= What to produce =
Find the lines of the material below that include the string "deleted", then copy each one.

= Recorded data =
* * *
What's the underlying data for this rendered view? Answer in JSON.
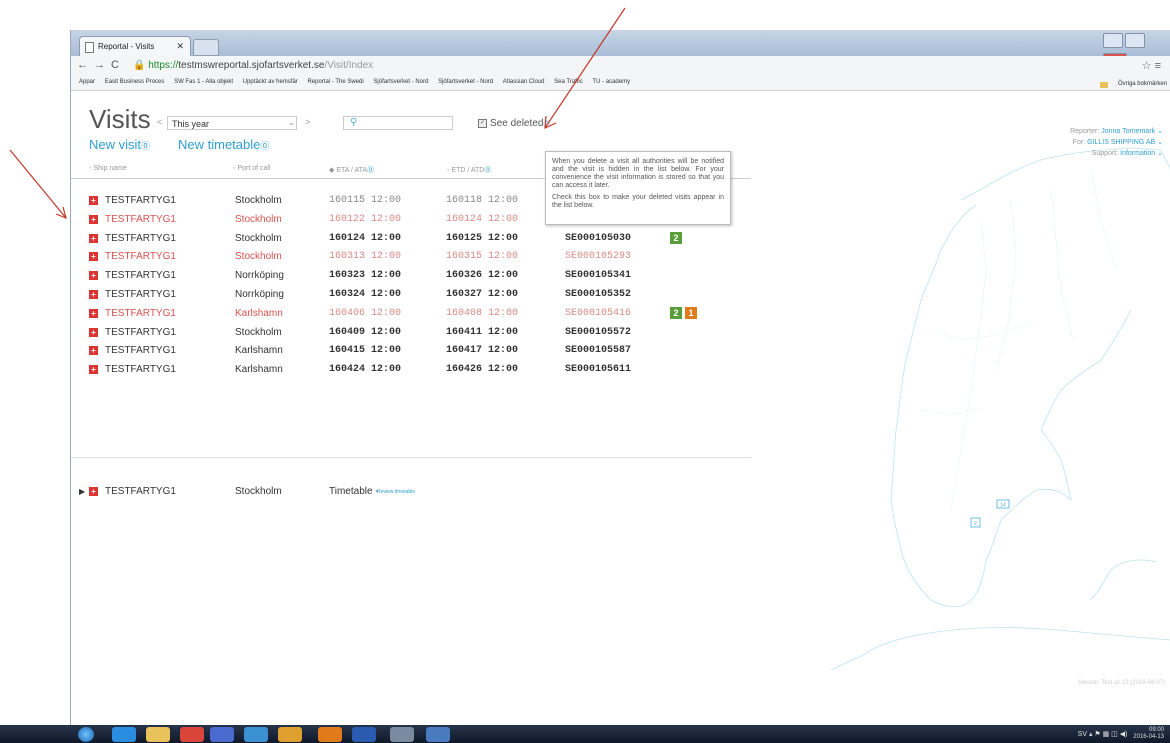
{
  "browser": {
    "tab_title": "Reportal - Visits",
    "url_scheme": "https://",
    "url_host": "testmswreportal.sjofartsverket.se",
    "url_path": "/Visit/Index",
    "bookmarks": [
      "Appar",
      "Easit Business Proces",
      "SW Fas 1 - Alla objekt",
      "Upptäckt av hemsfär",
      "Reportal - The Swedi",
      "Sjöfartsverket - Nord",
      "Sjöfartsverket - Nord",
      "Atlassian Cloud",
      "Sea Traffic",
      "TU - academy"
    ],
    "other_bookmarks": "Övriga bokmärken"
  },
  "page": {
    "title": "Visits",
    "period_selected": "This year",
    "see_deleted_label": "See deleted",
    "new_visit_label": "New visit",
    "new_timetable_label": "New timetable",
    "help_glyph": "⓪",
    "reporter_label": "Reporter:",
    "reporter_value": "Jonna Tornemark",
    "for_label": "For:",
    "for_value": "GILLIS SHIPPING AB",
    "support_label": "Support:",
    "support_value": "Information",
    "version": "Version: Test v1.12 (2016-04-07)"
  },
  "table": {
    "headers": {
      "ship": "Ship name",
      "port": "Port of call",
      "eta": "ETA / ATA",
      "etd": "ETD / ATD"
    },
    "rows": [
      {
        "ship": "TESTFARTYG1",
        "port": "Stockholm",
        "eta": "160115 12:00",
        "etd": "160118 12:00",
        "ref": "",
        "status": "grey",
        "badges": []
      },
      {
        "ship": "TESTFARTYG1",
        "port": "Stockholm",
        "eta": "160122 12:00",
        "etd": "160124 12:00",
        "ref": "",
        "status": "del",
        "badges": []
      },
      {
        "ship": "TESTFARTYG1",
        "port": "Stockholm",
        "eta": "160124 12:00",
        "etd": "160125 12:00",
        "ref": "SE000105030",
        "status": "norm",
        "badges": [
          "2"
        ]
      },
      {
        "ship": "TESTFARTYG1",
        "port": "Stockholm",
        "eta": "160313 12:00",
        "etd": "160315 12:00",
        "ref": "SE000105293",
        "status": "del",
        "badges": []
      },
      {
        "ship": "TESTFARTYG1",
        "port": "Norrköping",
        "eta": "160323 12:00",
        "etd": "160326 12:00",
        "ref": "SE000105341",
        "status": "norm",
        "badges": []
      },
      {
        "ship": "TESTFARTYG1",
        "port": "Norrköping",
        "eta": "160324 12:00",
        "etd": "160327 12:00",
        "ref": "SE000105352",
        "status": "norm",
        "badges": []
      },
      {
        "ship": "TESTFARTYG1",
        "port": "Karlshamn",
        "eta": "160406 12:00",
        "etd": "160408 12:00",
        "ref": "SE000105416",
        "status": "del",
        "badges": [
          "2",
          "1"
        ]
      },
      {
        "ship": "TESTFARTYG1",
        "port": "Stockholm",
        "eta": "160409 12:00",
        "etd": "160411 12:00",
        "ref": "SE000105572",
        "status": "norm",
        "badges": []
      },
      {
        "ship": "TESTFARTYG1",
        "port": "Karlshamn",
        "eta": "160415 12:00",
        "etd": "160417 12:00",
        "ref": "SE000105587",
        "status": "norm",
        "badges": []
      },
      {
        "ship": "TESTFARTYG1",
        "port": "Karlshamn",
        "eta": "160424 12:00",
        "etd": "160426 12:00",
        "ref": "SE000105611",
        "status": "norm",
        "badges": []
      }
    ]
  },
  "tooltip": {
    "p1": "When you delete a visit all authorities will be notified and the visit is hidden in the list below. For your convenience the visit information is stored so that you can access it later.",
    "p2": "Check this box to make your deleted visits appear in the list below."
  },
  "timetable_row": {
    "ship": "TESTFARTYG1",
    "port": "Stockholm",
    "label": "Timetable -",
    "review_link": "Review timetable"
  },
  "map": {
    "markers": [
      "14",
      "2"
    ]
  },
  "taskbar": {
    "lang": "SV",
    "time": "09:00",
    "date": "2016-04-13"
  },
  "colors": {
    "accent": "#2f9fd0",
    "deleted": "#d9534f",
    "badge_green": "#5a9e3c",
    "badge_orange": "#e07b1a",
    "annotation_arrow": "#c0392b"
  }
}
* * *
= Response to this exercise =
    "see_deleted_label": "See deleted",
    "p2": "Check this box to make your deleted visits appear in the list below."
    "deleted": "#d9534f",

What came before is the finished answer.